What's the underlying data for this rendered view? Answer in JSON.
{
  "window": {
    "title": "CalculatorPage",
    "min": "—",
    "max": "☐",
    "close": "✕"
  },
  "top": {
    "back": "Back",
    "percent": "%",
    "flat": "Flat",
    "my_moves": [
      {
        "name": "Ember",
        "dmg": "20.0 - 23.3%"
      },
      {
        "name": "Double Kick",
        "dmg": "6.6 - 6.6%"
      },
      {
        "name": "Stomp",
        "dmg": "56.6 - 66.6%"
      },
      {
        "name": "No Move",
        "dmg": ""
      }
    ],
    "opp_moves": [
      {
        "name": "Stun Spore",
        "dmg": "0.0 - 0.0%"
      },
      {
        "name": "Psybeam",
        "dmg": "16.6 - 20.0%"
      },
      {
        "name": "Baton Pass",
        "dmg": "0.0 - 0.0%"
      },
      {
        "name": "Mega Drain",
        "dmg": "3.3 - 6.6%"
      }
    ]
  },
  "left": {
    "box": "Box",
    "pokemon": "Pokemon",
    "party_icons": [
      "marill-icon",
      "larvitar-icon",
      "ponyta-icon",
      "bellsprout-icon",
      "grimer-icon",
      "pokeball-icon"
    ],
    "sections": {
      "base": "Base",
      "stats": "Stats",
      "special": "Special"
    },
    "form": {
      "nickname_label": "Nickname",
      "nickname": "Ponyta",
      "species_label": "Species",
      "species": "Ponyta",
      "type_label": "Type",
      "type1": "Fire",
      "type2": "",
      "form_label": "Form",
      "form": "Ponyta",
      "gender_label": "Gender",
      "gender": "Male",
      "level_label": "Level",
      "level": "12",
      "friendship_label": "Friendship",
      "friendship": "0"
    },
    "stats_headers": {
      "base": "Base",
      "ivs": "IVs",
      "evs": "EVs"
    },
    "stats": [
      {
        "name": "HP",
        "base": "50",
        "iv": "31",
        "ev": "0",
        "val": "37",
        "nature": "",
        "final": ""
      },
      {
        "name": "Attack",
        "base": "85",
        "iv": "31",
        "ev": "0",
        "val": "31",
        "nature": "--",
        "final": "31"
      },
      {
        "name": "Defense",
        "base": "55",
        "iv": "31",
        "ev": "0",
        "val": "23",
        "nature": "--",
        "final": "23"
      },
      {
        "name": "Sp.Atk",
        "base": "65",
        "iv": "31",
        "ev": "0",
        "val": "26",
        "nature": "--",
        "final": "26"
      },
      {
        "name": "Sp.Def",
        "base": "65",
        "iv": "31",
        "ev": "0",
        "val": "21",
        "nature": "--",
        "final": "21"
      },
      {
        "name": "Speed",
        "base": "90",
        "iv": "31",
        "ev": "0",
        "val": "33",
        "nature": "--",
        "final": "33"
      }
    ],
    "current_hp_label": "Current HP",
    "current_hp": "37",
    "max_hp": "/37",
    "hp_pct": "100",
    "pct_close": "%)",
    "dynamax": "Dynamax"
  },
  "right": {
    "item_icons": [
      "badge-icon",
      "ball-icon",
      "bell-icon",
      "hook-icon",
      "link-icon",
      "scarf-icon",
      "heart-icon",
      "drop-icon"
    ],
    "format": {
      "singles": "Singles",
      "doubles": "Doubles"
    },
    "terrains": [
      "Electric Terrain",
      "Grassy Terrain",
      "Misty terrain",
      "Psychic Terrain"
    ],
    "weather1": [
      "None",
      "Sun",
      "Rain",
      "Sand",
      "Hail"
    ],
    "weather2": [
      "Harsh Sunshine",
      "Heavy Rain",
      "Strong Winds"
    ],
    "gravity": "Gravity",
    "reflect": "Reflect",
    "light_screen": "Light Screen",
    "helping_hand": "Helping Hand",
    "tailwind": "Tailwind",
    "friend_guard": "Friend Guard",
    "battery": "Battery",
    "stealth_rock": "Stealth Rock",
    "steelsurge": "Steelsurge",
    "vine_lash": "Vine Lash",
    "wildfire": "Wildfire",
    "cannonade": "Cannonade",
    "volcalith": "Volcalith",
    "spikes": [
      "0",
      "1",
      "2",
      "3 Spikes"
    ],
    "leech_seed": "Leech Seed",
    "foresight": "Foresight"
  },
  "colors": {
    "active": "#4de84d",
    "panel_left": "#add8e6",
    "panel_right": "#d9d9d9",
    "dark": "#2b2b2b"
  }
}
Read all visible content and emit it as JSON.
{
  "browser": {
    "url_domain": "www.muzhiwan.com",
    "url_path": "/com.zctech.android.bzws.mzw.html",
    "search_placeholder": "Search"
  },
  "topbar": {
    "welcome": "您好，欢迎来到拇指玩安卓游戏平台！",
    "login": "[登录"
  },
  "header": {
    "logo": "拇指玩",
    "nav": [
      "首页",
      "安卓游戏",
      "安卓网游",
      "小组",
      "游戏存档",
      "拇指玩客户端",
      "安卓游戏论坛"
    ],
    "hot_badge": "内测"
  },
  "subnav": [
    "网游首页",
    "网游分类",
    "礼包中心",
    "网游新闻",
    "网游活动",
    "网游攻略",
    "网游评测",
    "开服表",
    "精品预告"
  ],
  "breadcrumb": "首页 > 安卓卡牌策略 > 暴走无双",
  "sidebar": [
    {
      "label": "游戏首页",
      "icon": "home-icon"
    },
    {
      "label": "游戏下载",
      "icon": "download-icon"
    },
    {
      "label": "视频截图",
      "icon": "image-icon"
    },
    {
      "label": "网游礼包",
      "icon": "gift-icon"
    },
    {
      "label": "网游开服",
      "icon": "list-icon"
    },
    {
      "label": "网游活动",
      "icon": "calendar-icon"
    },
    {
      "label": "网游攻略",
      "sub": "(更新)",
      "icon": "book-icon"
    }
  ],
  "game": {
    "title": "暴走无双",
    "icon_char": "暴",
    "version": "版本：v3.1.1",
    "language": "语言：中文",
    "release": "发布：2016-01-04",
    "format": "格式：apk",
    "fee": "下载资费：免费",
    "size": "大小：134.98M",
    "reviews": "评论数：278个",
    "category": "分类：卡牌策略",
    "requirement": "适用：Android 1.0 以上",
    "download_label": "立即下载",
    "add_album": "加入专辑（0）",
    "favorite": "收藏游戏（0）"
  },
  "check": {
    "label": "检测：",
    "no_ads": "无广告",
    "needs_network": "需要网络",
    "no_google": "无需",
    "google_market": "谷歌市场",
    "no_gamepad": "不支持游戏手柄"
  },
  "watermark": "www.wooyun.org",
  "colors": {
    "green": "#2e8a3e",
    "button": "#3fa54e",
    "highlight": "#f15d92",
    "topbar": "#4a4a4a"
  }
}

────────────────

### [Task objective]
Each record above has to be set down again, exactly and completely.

### [Result below]
What's the underlying data for this rendered view? Answer in JSON.
{
  "window": {
    "title": "CalculatorPage",
    "min": "—",
    "max": "☐",
    "close": "✕"
  },
  "top": {
    "back": "Back",
    "percent": "%",
    "flat": "Flat",
    "my_moves": [
      {
        "name": "Ember",
        "dmg": "20.0 - 23.3%"
      },
      {
        "name": "Double Kick",
        "dmg": "6.6 - 6.6%"
      },
      {
        "name": "Stomp",
        "dmg": "56.6 - 66.6%"
      },
      {
        "name": "No Move",
        "dmg": ""
      }
    ],
    "opp_moves": [
      {
        "name": "Stun Spore",
        "dmg": "0.0 - 0.0%"
      },
      {
        "name": "Psybeam",
        "dmg": "16.6 - 20.0%"
      },
      {
        "name": "Baton Pass",
        "dmg": "0.0 - 0.0%"
      },
      {
        "name": "Mega Drain",
        "dmg": "3.3 - 6.6%"
      }
    ]
  },
  "left": {
    "box": "Box",
    "pokemon": "Pokemon",
    "party_icons": [
      "marill-icon",
      "larvitar-icon",
      "ponyta-icon",
      "bellsprout-icon",
      "grimer-icon",
      "pokeball-icon"
    ],
    "sections": {
      "base": "Base",
      "stats": "Stats",
      "special": "Special"
    },
    "form": {
      "nickname_label": "Nickname",
      "nickname": "Ponyta",
      "species_label": "Species",
      "species": "Ponyta",
      "type_label": "Type",
      "type1": "Fire",
      "type2": "",
      "form_label": "Form",
      "form": "Ponyta",
      "gender_label": "Gender",
      "gender": "Male",
      "level_label": "Level",
      "level": "12",
      "friendship_label": "Friendship",
      "friendship": "0"
    },
    "stats_headers": {
      "base": "Base",
      "ivs": "IVs",
      "evs": "EVs"
    },
    "stats": [
      {
        "name": "HP",
        "base": "50",
        "iv": "31",
        "ev": "0",
        "val": "37",
        "nature": "",
        "final": ""
      },
      {
        "name": "Attack",
        "base": "85",
        "iv": "31",
        "ev": "0",
        "val": "31",
        "nature": "--",
        "final": "31"
      },
      {
        "name": "Defense",
        "base": "55",
        "iv": "31",
        "ev": "0",
        "val": "23",
        "nature": "--",
        "final": "23"
      },
      {
        "name": "Sp.Atk",
        "base": "65",
        "iv": "31",
        "ev": "0",
        "val": "26",
        "nature": "--",
        "final": "26"
      },
      {
        "name": "Sp.Def",
        "base": "65",
        "iv": "31",
        "ev": "0",
        "val": "21",
        "nature": "--",
        "final": "21"
      },
      {
        "name": "Speed",
        "base": "90",
        "iv": "31",
        "ev": "0",
        "val": "33",
        "nature": "--",
        "final": "33"
      }
    ],
    "current_hp_label": "Current HP",
    "current_hp": "37",
    "max_hp": "/37",
    "hp_pct": "100",
    "pct_close": "%)",
    "dynamax": "Dynamax"
  },
  "right": {
    "item_icons": [
      "badge-icon",
      "ball-icon",
      "bell-icon",
      "hook-icon",
      "link-icon",
      "scarf-icon",
      "heart-icon",
      "drop-icon"
    ],
    "format": {
      "singles": "Singles",
      "doubles": "Doubles"
    },
    "terrains": [
      "Electric Terrain",
      "Grassy Terrain",
      "Misty terrain",
      "Psychic Terrain"
    ],
    "weather1": [
      "None",
      "Sun",
      "Rain",
      "Sand",
      "Hail"
    ],
    "weather2": [
      "Harsh Sunshine",
      "Heavy Rain",
      "Strong Winds"
    ],
    "gravity": "Gravity",
    "reflect": "Reflect",
    "light_screen": "Light Screen",
    "helping_hand": "Helping Hand",
    "tailwind": "Tailwind",
    "friend_guard": "Friend Guard",
    "battery": "Battery",
    "stealth_rock": "Stealth Rock",
    "steelsurge": "Steelsurge",
    "vine_lash": "Vine Lash",
    "wildfire": "Wildfire",
    "cannonade": "Cannonade",
    "volcalith": "Volcalith",
    "spikes": [
      "0",
      "1",
      "2",
      "3 Spikes"
    ],
    "leech_seed": "Leech Seed",
    "foresight": "Foresight"
  },
  "colors": {
    "active": "#4de84d",
    "panel_left": "#add8e6",
    "panel_right": "#d9d9d9",
    "dark": "#2b2b2b"
  }
}
Read all visible content and emit it as JSON.
{
  "browser": {
    "url_domain": "www.muzhiwan.com",
    "url_path": "/com.zctech.android.bzws.mzw.html",
    "search_placeholder": "Search"
  },
  "topbar": {
    "welcome": "您好，欢迎来到拇指玩安卓游戏平台！",
    "login": "[登录"
  },
  "header": {
    "logo": "拇指玩",
    "nav": [
      "首页",
      "安卓游戏",
      "安卓网游",
      "小组",
      "游戏存档",
      "拇指玩客户端",
      "安卓游戏论坛"
    ],
    "hot_badge": "内测"
  },
  "subnav": [
    "网游首页",
    "网游分类",
    "礼包中心",
    "网游新闻",
    "网游活动",
    "网游攻略",
    "网游评测",
    "开服表",
    "精品预告"
  ],
  "breadcrumb": "首页 > 安卓卡牌策略 > 暴走无双",
  "sidebar": [
    {
      "label": "游戏首页",
      "icon": "home-icon"
    },
    {
      "label": "游戏下载",
      "icon": "download-icon"
    },
    {
      "label": "视频截图",
      "icon": "image-icon"
    },
    {
      "label": "网游礼包",
      "icon": "gift-icon"
    },
    {
      "label": "网游开服",
      "icon": "list-icon"
    },
    {
      "label": "网游活动",
      "icon": "calendar-icon"
    },
    {
      "label": "网游攻略",
      "sub": "(更新)",
      "icon": "book-icon"
    }
  ],
  "game": {
    "title": "暴走无双",
    "icon_char": "暴",
    "version": "版本：v3.1.1",
    "language": "语言：中文",
    "release": "发布：2016-01-04",
    "format": "格式：apk",
    "fee": "下载资费：免费",
    "size": "大小：134.98M",
    "reviews": "评论数：278个",
    "category": "分类：卡牌策略",
    "requirement": "适用：Android 1.0 以上",
    "download_label": "立即下载",
    "add_album": "加入专辑（0）",
    "favorite": "收藏游戏（0）"
  },
  "check": {
    "label": "检测：",
    "no_ads": "无广告",
    "needs_network": "需要网络",
    "no_google": "无需",
    "google_market": "谷歌市场",
    "no_gamepad": "不支持游戏手柄"
  },
  "watermark": "www.wooyun.org",
  "colors": {
    "green": "#2e8a3e",
    "button": "#3fa54e",
    "highlight": "#f15d92",
    "topbar": "#4a4a4a"
  }
}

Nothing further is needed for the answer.